COLUMBUS, Ohio -- The longest playoff drought in the American Hockey League is over, and some of the brightest young talent in the Blue Jackets organization helped make it happen.
Cam Atkinson, a product of the Blue Jackets development system and scorer of two monstrous goals in Columbus' 3-1 win in Dallas on Thursday night and the empty netter in front of a sold-out barn on Saturday night, was just a middle-schooler when the Springfield Falcons last qualified for the postseason. The year was 2003 and a lot has changed in western Massachusetts since that time, making this Calder Cup quest that much more special for the loyal fans who have made their way to MassMutual Center over the years.
Under the direction of rookie head coach Brad Larsen, the Falcons reinvented the way they do things and it started from the ground up. Larsen made it clear from day one that accountability was going to the primary pillar they would build with; and it wasn't just accountability within the dressing room, he said back in October, it was going to be accountability to the coaches, staff, management and hockey fans in Springfield who were starved for winning hockey.
"Everyone knew from day one what was expected of them, and if we didn't do our jobs, there would be consequences," Atkinson told BlueJackets.com. "One of the most important things down in Springfield was having great leadership and a great coaching staff.

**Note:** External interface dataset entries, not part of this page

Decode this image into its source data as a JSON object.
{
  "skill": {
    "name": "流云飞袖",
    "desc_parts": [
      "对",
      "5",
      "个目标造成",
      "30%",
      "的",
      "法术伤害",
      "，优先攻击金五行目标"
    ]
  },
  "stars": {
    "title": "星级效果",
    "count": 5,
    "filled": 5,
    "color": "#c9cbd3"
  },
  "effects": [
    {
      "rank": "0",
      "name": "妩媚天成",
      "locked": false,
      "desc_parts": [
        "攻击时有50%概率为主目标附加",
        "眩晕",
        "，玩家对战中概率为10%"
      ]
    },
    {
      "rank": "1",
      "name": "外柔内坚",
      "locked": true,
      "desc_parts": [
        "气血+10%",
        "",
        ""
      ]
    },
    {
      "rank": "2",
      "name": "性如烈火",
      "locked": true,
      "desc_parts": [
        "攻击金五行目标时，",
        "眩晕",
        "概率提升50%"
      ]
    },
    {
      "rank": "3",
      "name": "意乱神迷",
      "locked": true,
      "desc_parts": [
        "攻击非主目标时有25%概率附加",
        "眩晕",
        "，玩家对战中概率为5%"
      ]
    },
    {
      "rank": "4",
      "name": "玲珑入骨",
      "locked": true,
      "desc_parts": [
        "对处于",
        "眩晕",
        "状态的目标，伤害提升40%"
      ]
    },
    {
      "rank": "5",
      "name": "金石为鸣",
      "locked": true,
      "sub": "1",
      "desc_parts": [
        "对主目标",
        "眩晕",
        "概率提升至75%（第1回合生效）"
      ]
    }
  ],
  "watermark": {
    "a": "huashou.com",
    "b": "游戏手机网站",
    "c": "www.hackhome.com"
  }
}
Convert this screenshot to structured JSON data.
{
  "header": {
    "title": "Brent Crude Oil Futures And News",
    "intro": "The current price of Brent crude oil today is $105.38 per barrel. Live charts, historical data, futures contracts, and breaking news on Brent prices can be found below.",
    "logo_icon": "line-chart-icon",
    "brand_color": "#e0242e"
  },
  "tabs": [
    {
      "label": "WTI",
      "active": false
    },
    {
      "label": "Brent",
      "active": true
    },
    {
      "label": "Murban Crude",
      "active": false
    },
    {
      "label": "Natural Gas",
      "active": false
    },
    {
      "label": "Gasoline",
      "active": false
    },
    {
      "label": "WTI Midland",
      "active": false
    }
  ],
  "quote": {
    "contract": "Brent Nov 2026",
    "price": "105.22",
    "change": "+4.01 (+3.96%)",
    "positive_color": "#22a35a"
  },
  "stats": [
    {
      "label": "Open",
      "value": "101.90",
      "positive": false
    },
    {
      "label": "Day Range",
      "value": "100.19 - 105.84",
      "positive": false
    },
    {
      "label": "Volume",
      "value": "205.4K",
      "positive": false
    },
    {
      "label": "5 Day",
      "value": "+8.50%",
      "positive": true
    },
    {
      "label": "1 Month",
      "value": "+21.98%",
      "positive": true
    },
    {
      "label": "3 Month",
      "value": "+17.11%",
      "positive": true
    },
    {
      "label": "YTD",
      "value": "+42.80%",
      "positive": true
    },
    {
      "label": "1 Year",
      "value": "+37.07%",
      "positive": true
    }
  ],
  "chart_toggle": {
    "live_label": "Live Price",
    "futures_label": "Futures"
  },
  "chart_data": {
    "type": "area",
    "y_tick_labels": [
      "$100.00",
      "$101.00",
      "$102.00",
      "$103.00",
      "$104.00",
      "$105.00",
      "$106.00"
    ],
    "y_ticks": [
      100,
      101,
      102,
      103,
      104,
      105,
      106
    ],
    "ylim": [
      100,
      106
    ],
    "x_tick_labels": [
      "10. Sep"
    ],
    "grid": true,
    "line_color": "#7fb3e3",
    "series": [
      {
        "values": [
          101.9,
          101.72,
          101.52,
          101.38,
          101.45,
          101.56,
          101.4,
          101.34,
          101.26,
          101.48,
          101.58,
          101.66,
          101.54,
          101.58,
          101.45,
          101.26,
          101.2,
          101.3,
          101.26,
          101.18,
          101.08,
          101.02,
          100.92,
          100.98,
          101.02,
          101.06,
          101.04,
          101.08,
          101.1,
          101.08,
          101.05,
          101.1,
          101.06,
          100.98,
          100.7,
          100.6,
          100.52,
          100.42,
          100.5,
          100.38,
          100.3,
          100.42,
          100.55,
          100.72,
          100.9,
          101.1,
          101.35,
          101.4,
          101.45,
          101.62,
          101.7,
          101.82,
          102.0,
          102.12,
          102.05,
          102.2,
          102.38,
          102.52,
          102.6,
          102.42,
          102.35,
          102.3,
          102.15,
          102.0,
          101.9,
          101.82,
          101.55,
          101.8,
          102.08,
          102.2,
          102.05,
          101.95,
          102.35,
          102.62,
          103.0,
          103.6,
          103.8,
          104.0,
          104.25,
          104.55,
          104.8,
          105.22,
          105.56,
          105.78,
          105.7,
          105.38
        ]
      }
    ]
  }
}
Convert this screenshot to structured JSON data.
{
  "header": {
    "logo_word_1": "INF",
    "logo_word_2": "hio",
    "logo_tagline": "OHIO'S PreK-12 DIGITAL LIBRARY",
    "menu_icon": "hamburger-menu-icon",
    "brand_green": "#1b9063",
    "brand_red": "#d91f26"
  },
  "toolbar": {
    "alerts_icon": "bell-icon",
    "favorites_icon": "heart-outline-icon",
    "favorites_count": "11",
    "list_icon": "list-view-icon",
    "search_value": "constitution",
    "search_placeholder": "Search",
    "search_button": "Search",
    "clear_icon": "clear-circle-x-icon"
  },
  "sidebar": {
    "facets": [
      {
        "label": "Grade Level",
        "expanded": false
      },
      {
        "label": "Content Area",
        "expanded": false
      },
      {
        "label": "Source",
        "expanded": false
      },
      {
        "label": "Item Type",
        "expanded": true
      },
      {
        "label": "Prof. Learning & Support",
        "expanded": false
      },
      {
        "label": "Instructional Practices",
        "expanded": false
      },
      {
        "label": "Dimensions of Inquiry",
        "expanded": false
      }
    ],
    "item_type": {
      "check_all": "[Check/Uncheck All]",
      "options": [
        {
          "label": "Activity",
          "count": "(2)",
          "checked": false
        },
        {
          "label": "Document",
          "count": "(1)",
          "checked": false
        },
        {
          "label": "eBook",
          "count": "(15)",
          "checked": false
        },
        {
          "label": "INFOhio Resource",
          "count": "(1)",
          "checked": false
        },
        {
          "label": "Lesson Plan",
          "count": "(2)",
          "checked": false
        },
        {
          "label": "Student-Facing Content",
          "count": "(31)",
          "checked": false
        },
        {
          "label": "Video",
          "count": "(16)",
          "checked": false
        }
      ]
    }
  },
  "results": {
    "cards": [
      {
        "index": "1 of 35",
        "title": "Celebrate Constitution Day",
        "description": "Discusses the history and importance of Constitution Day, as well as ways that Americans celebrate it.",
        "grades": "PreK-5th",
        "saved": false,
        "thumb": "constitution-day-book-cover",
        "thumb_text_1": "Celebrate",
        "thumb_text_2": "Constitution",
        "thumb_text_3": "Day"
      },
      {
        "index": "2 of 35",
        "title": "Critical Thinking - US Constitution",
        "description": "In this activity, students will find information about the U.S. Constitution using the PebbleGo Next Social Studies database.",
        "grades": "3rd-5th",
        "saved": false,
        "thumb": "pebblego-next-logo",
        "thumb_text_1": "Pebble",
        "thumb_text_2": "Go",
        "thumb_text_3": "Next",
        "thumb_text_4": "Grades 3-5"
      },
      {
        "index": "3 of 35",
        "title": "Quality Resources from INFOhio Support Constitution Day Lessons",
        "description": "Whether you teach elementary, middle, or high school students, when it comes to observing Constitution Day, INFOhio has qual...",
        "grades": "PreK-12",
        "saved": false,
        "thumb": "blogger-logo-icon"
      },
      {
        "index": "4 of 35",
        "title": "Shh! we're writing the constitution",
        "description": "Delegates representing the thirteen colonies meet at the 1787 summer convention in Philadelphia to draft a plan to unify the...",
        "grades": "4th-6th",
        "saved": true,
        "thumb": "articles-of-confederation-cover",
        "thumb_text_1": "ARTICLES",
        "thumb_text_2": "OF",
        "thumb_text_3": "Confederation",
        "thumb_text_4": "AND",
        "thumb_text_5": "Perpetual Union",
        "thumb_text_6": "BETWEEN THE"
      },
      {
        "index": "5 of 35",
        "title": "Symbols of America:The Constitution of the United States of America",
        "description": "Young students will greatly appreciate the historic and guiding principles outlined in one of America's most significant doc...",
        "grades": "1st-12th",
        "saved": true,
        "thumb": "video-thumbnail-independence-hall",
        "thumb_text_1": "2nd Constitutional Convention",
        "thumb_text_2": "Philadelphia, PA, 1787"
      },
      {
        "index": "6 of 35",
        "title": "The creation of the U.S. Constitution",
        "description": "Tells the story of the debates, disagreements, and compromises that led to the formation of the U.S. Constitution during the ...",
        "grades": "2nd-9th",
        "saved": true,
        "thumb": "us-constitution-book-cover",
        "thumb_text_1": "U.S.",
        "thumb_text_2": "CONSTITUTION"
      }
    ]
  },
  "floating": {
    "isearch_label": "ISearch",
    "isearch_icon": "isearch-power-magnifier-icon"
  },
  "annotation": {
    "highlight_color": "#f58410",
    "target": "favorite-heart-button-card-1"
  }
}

Ryan Craig was such a great captain for us...to have a guy like that who's had success and teach the young guys how to be a pro, treat yourself, your body and prepare, it was huge.
"The coaching staff doesn't take any excuses; whether you're a top-line player on the fourth line, if you're not doing your job, you got punished for it. That was the most important thing for us because it showed you have to show up day in and day out."
Springfield started its playoff run on the right foot on Saturday night: Cody Bass was credited for the overtime winner on a nice deflection in front of the net, sending the Falcons to a 2-1 victory in front of a sold-out crowd at MassMutual Center. The second game of their best-of-five series is Sunday afternoon in Springfield.
The Falcons broke training camp with over 30 players due the NHL lockout and had an opportunity to play multiple preseason games - a preparation luxury not often enjoyed in minor league hockey - and Larsen took advantage of the chance to implement his structure and systems right away.
With several of the Blue Jackets' young prospects in the mix to open the season (Matt Calvert, Ryan Johansen, Atkinson, Jonathan Audy-Marchessault, David Savard, Tim Erixon just to name a few), Springfield took off out of the gates and made the most of a home-heavy first month of the season.
And despite losing a huge chunk of their roster to injuries, NHL call-ups and trades, the Falcons kept going and Larsen had the group bought-in to their style. As they watched other AHL teams go through the same situation and drop out of the race, the Falcons didn't let it affect them.
Springfield finished the 2012-13 season with a franchise-record 45 wins and won the Northeast Division with 99 points - 20 points more than second-place Connecticut, which took the brunt of a heated I-91 rivalry series in the regular season - the club's first division title in 15 years.
The Falcons drew a first-round Calder Cup playoffs match-up with the Manchester Monarchs, a team they went 4-1-1 against in the regular season. But as much fun as the regular season was around The Nest, the Falcons know that their next step is what they will be remembered for.
"It's been a fun year from start to finish, and I think the fans and players have really enjoyed it," goaltender Curtis McElhinney told Falcons TV. "We were, for the most part, fairly consistent. Any time we had down periods we seemed to find a way to bounce back. It's a long season, but everybody pulled their way throughout it.
"I think we match up pretty well with them and we had some back-and-forth games with them. It's been a little while since we've seen them, but overall, I think it should be a fun and exciting first round."
McElhinney has been just one guy on a long list of contributors to Springfield's rapid turn-around, but the 30-year-old veteran goaltender was one of the AHL's best performers between the pipes.
His nine shutouts were the most by any goaltender in the 70-year history of pro hockey in Springfield, and no other goaltender in the AHL posted more than six. Much like Falcons leading scorer Audy-Marchessault (who posted 21 goals and 67 points on the year), McElhinney's summer signing with the Blue Jackets didn't create many ripples, but he's been part of a tidal wave of success.
And the most exciting thing for Larsen is that young players throughout the Blue Jackets organization are getting an opportunity to play in big games, be it down the stretch in the NHL or competing for championship in Springfield.
“For Columbus, having our team make the playoffs means the players are involved in a winning culture," he told MassLive.com. "Players who get to compete in the playoffs see what it really takes to win. The playoffs are a grind. They can wear you down mentally and physically.
"To win, you need a commitment to doing the right things in every game, every shift. We’ll see (this weekend) how these players respond.”